Saved data entries:
------------------------------------------------------------------------

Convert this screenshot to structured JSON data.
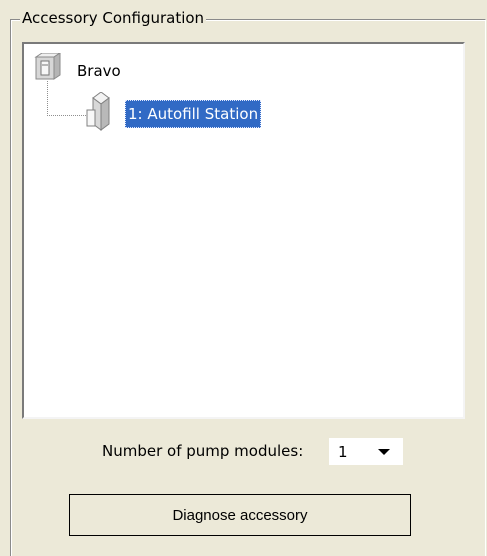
{
  "group": {
    "title": "Accessory Configuration"
  },
  "tree": {
    "root": {
      "label": "Bravo",
      "icon": "device-icon"
    },
    "child": {
      "label": "1: Autofill Station",
      "icon": "module-icon",
      "selected": true
    }
  },
  "pump_modules": {
    "label": "Number of pump modules:",
    "value": "1"
  },
  "buttons": {
    "diagnose": "Diagnose accessory"
  },
  "colors": {
    "window_bg": "#ece9d8",
    "selection_bg": "#316ac5",
    "selection_text": "#ffffff"
  }
}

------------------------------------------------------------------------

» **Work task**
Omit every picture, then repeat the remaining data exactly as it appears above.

» **Task answer**
Convert this screenshot to structured JSON data.
{
  "group": {
    "title": "Accessory Configuration"
  },
  "tree": {
    "root": {
      "label": "Bravo",
      "icon": "device-icon"
    },
    "child": {
      "label": "1: Autofill Station",
      "icon": "module-icon",
      "selected": true
    }
  },
  "pump_modules": {
    "label": "Number of pump modules:",
    "value": "1"
  },
  "buttons": {
    "diagnose": "Diagnose accessory"
  },
  "colors": {
    "window_bg": "#ece9d8",
    "selection_bg": "#316ac5",
    "selection_text": "#ffffff"
  }
}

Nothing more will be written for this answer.